- [Task item]:
Every line with "режима" in it must be copied from the data.

Entries taken from a collection:
+++

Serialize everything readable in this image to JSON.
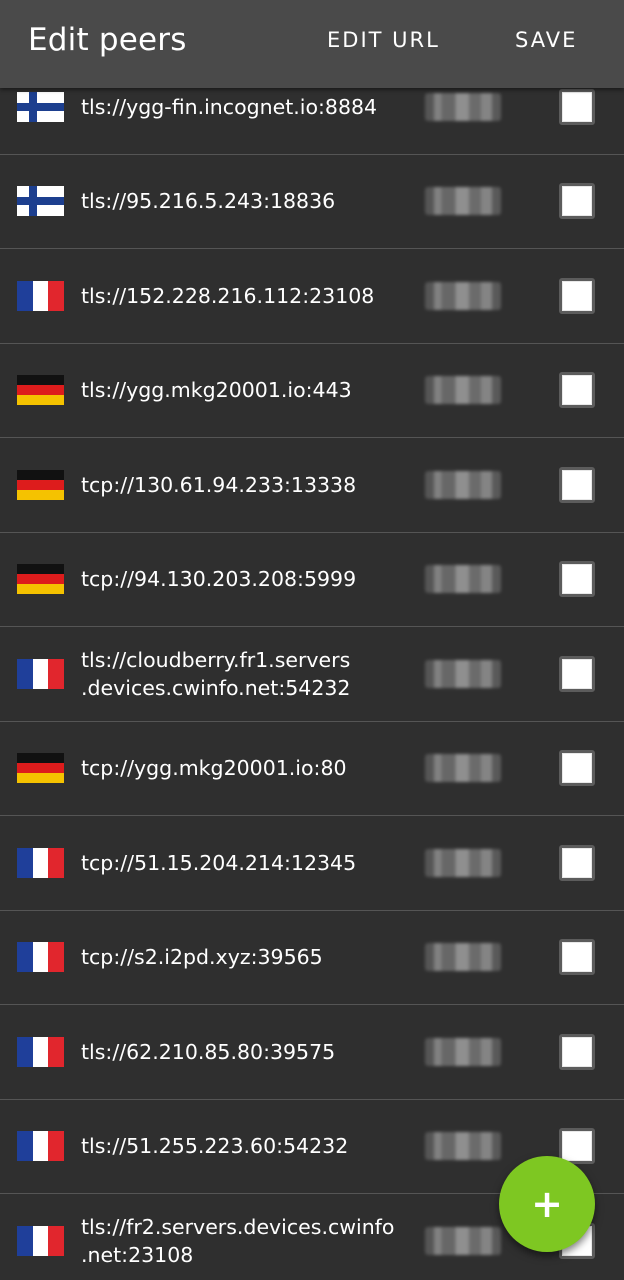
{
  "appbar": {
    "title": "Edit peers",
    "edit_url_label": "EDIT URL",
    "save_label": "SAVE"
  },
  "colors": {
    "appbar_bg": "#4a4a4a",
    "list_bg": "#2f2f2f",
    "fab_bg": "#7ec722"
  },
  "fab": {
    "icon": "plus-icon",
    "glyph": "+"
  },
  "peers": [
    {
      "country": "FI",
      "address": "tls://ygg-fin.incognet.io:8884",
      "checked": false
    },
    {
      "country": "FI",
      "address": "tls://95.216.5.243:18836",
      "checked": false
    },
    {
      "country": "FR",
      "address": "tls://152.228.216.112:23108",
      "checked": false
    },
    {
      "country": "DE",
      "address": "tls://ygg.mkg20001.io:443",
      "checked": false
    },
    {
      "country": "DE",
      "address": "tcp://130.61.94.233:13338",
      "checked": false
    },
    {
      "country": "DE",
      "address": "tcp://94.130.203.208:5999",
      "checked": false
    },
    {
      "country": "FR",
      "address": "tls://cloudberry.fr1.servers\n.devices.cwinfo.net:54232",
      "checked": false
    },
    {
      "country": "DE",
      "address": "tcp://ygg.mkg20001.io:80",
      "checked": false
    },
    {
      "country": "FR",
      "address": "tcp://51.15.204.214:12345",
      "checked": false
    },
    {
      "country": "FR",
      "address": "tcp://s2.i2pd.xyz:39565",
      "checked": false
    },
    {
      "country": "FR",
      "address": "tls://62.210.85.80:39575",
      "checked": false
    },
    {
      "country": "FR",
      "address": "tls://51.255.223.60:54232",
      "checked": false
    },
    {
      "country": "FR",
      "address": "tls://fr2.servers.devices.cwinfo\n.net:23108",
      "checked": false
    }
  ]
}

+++

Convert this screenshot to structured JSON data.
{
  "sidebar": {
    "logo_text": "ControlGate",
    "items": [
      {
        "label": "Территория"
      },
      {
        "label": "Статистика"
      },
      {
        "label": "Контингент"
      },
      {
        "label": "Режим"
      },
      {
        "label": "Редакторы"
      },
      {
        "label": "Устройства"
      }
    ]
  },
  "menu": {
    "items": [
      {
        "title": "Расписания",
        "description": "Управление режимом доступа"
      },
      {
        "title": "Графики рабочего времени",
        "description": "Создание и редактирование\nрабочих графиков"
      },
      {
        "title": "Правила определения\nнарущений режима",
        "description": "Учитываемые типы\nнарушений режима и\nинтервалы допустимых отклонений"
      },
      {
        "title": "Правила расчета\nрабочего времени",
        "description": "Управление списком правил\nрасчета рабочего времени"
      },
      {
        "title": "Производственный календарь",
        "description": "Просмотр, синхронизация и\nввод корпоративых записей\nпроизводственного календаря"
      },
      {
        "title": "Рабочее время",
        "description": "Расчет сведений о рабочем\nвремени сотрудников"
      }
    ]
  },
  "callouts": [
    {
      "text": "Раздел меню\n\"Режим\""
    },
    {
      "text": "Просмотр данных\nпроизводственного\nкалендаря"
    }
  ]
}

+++

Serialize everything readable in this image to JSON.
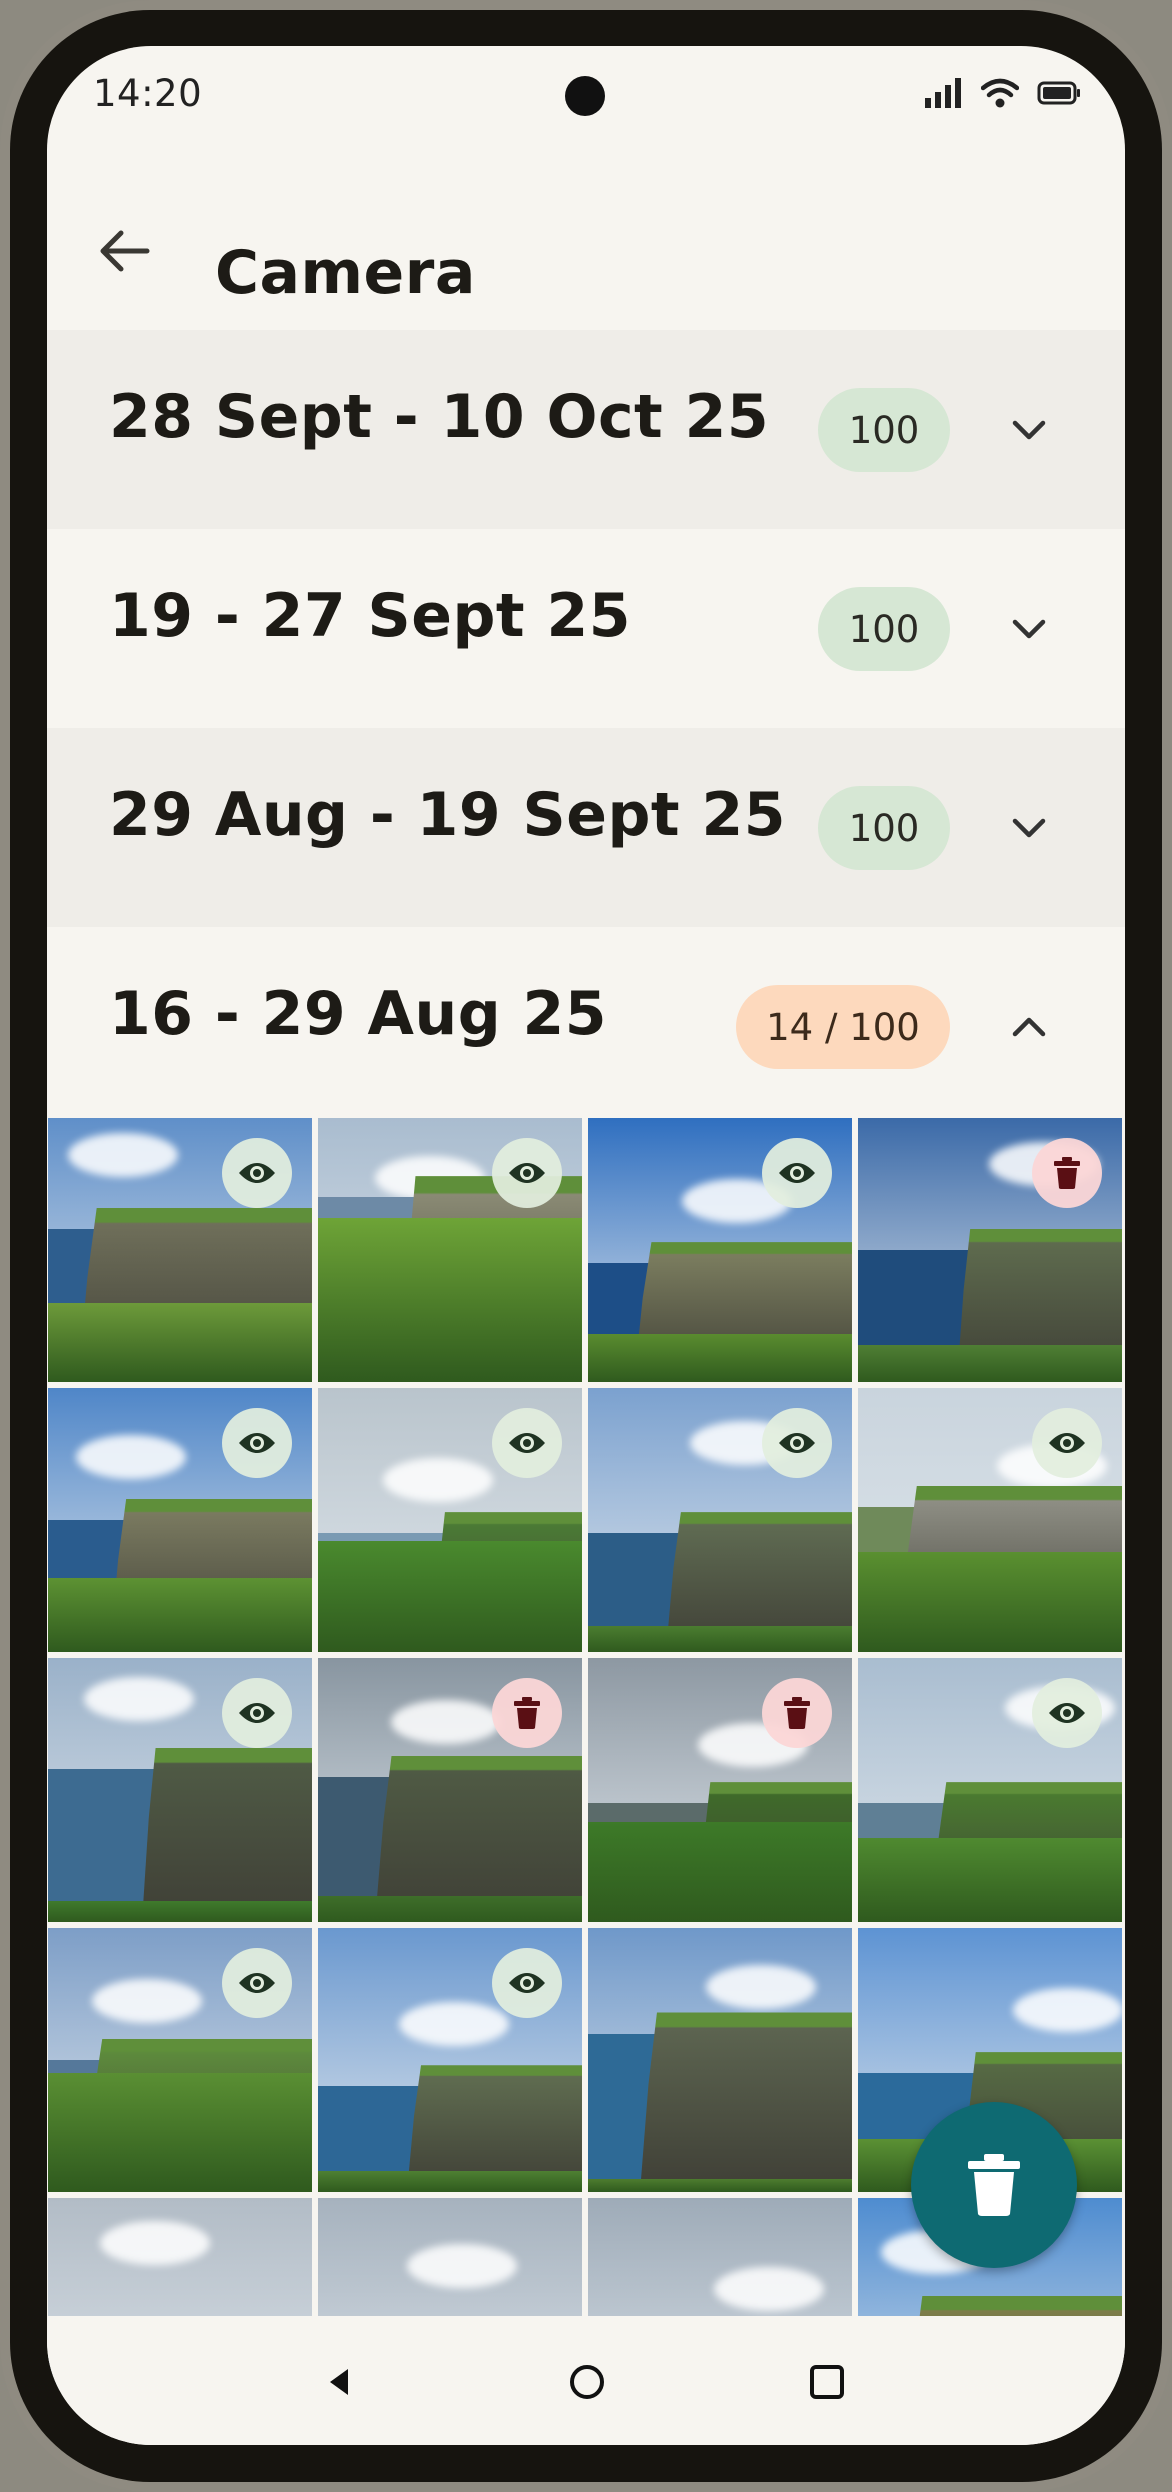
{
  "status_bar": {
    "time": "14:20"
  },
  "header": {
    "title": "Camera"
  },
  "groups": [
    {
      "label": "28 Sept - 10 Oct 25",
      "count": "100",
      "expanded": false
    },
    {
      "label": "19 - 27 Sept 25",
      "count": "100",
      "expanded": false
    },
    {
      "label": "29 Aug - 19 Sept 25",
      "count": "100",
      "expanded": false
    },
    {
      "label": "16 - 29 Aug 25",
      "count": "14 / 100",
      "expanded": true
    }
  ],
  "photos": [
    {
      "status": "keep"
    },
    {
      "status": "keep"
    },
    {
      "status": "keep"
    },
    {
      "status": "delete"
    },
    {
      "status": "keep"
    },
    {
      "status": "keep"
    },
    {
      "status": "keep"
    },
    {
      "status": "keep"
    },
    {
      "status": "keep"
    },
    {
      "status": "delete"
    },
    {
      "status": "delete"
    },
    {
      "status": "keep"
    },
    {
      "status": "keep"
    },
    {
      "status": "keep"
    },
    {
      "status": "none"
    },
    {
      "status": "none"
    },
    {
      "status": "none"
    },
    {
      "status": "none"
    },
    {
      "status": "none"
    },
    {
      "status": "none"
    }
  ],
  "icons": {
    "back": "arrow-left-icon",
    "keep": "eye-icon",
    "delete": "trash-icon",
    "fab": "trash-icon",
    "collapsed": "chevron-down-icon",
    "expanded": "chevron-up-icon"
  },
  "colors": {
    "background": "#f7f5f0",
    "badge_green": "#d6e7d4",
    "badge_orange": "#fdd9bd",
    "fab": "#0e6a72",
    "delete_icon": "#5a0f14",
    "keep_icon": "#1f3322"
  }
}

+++

- [Answer space]:
        "title": "Правила определения\nнарущений режима",
        "description": "Учитываемые типы\nнарушений режима и\nинтервалы допустимых отклонений"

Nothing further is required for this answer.